What the task requires: Each record should be output exactly, with every character kept.

Task input:
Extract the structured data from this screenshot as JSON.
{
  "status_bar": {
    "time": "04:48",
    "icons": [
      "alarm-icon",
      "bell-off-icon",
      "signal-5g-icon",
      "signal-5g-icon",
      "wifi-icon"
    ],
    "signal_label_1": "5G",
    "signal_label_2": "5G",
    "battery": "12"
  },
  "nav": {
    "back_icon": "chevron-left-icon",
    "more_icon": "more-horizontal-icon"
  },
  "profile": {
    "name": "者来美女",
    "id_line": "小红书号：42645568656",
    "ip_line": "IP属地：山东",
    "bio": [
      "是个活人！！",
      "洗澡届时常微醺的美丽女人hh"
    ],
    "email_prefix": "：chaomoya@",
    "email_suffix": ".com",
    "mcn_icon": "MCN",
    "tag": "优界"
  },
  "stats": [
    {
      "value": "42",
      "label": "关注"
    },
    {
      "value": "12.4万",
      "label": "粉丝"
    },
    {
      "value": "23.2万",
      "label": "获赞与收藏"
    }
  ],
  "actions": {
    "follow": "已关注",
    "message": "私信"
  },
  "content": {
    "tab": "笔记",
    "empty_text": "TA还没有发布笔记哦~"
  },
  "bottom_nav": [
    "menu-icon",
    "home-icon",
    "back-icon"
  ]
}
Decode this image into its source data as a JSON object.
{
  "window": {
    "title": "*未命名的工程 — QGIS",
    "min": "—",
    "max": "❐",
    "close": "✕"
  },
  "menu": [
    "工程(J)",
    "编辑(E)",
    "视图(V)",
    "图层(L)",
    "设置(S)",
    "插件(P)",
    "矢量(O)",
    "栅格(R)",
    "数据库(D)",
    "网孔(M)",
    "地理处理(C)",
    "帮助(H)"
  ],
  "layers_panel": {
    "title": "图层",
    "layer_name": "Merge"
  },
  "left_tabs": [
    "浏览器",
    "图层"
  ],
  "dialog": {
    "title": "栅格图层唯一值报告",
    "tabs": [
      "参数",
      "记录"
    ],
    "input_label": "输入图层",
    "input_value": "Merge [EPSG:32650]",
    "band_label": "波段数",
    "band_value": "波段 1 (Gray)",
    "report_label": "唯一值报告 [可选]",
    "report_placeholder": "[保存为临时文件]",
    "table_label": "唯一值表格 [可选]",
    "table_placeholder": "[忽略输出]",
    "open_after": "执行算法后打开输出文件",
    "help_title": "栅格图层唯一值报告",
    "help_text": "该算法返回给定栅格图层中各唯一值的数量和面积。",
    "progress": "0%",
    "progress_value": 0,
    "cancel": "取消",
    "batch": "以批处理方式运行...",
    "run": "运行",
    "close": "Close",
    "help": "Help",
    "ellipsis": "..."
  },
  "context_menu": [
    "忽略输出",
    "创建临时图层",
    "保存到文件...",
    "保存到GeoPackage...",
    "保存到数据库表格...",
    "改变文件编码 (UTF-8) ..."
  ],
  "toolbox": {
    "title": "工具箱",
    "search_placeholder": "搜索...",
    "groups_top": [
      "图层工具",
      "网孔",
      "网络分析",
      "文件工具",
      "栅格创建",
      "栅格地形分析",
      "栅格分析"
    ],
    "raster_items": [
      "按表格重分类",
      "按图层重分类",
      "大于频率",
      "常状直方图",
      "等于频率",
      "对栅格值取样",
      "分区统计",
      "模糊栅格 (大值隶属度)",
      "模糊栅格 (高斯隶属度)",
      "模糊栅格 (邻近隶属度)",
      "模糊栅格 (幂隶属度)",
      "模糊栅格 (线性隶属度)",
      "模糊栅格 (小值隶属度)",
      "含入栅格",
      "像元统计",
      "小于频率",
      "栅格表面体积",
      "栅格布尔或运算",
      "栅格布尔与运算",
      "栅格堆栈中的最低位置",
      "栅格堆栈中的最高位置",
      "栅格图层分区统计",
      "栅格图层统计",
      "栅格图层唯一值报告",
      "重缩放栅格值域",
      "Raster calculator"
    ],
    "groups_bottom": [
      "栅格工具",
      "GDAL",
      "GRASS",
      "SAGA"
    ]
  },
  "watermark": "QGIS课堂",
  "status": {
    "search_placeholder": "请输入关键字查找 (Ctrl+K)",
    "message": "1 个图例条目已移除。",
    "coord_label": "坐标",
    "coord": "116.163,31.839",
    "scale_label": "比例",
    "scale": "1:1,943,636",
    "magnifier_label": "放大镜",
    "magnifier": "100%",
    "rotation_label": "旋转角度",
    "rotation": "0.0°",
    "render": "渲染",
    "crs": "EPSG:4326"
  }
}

Task solution:
Extract the structured data from this screenshot as JSON.
{
  "status_bar": {
    "time": "04:48",
    "icons": [
      "alarm-icon",
      "bell-off-icon",
      "signal-5g-icon",
      "signal-5g-icon",
      "wifi-icon"
    ],
    "signal_label_1": "5G",
    "signal_label_2": "5G",
    "battery": "12"
  },
  "nav": {
    "back_icon": "chevron-left-icon",
    "more_icon": "more-horizontal-icon"
  },
  "profile": {
    "name": "者来美女",
    "id_line": "小红书号：42645568656",
    "ip_line": "IP属地：山东",
    "bio": [
      "是个活人！！",
      "洗澡届时常微醺的美丽女人hh"
    ],
    "email_prefix": "：chaomoya@",
    "email_suffix": ".com",
    "mcn_icon": "MCN",
    "tag": "优界"
  },
  "stats": [
    {
      "value": "42",
      "label": "关注"
    },
    {
      "value": "12.4万",
      "label": "粉丝"
    },
    {
      "value": "23.2万",
      "label": "获赞与收藏"
    }
  ],
  "actions": {
    "follow": "已关注",
    "message": "私信"
  },
  "content": {
    "tab": "笔记",
    "empty_text": "TA还没有发布笔记哦~"
  },
  "bottom_nav": [
    "menu-icon",
    "home-icon",
    "back-icon"
  ]
}
Decode this image into its source data as a JSON object.
{
  "window": {
    "title": "*未命名的工程 — QGIS",
    "min": "—",
    "max": "❐",
    "close": "✕"
  },
  "menu": [
    "工程(J)",
    "编辑(E)",
    "视图(V)",
    "图层(L)",
    "设置(S)",
    "插件(P)",
    "矢量(O)",
    "栅格(R)",
    "数据库(D)",
    "网孔(M)",
    "地理处理(C)",
    "帮助(H)"
  ],
  "layers_panel": {
    "title": "图层",
    "layer_name": "Merge"
  },
  "left_tabs": [
    "浏览器",
    "图层"
  ],
  "dialog": {
    "title": "栅格图层唯一值报告",
    "tabs": [
      "参数",
      "记录"
    ],
    "input_label": "输入图层",
    "input_value": "Merge [EPSG:32650]",
    "band_label": "波段数",
    "band_value": "波段 1 (Gray)",
    "report_label": "唯一值报告 [可选]",
    "report_placeholder": "[保存为临时文件]",
    "table_label": "唯一值表格 [可选]",
    "table_placeholder": "[忽略输出]",
    "open_after": "执行算法后打开输出文件",
    "help_title": "栅格图层唯一值报告",
    "help_text": "该算法返回给定栅格图层中各唯一值的数量和面积。",
    "progress": "0%",
    "progress_value": 0,
    "cancel": "取消",
    "batch": "以批处理方式运行...",
    "run": "运行",
    "close": "Close",
    "help": "Help",
    "ellipsis": "..."
  },
  "context_menu": [
    "忽略输出",
    "创建临时图层",
    "保存到文件...",
    "保存到GeoPackage...",
    "保存到数据库表格...",
    "改变文件编码 (UTF-8) ..."
  ],
  "toolbox": {
    "title": "工具箱",
    "search_placeholder": "搜索...",
    "groups_top": [
      "图层工具",
      "网孔",
      "网络分析",
      "文件工具",
      "栅格创建",
      "栅格地形分析",
      "栅格分析"
    ],
    "raster_items": [
      "按表格重分类",
      "按图层重分类",
      "大于频率",
      "常状直方图",
      "等于频率",
      "对栅格值取样",
      "分区统计",
      "模糊栅格 (大值隶属度)",
      "模糊栅格 (高斯隶属度)",
      "模糊栅格 (邻近隶属度)",
      "模糊栅格 (幂隶属度)",
      "模糊栅格 (线性隶属度)",
      "模糊栅格 (小值隶属度)",
      "含入栅格",
      "像元统计",
      "小于频率",
      "栅格表面体积",
      "栅格布尔或运算",
      "栅格布尔与运算",
      "栅格堆栈中的最低位置",
      "栅格堆栈中的最高位置",
      "栅格图层分区统计",
      "栅格图层统计",
      "栅格图层唯一值报告",
      "重缩放栅格值域",
      "Raster calculator"
    ],
    "groups_bottom": [
      "栅格工具",
      "GDAL",
      "GRASS",
      "SAGA"
    ]
  },
  "watermark": "QGIS课堂",
  "status": {
    "search_placeholder": "请输入关键字查找 (Ctrl+K)",
    "message": "1 个图例条目已移除。",
    "coord_label": "坐标",
    "coord": "116.163,31.839",
    "scale_label": "比例",
    "scale": "1:1,943,636",
    "magnifier_label": "放大镜",
    "magnifier": "100%",
    "rotation_label": "旋转角度",
    "rotation": "0.0°",
    "render": "渲染",
    "crs": "EPSG:4326"
  }
}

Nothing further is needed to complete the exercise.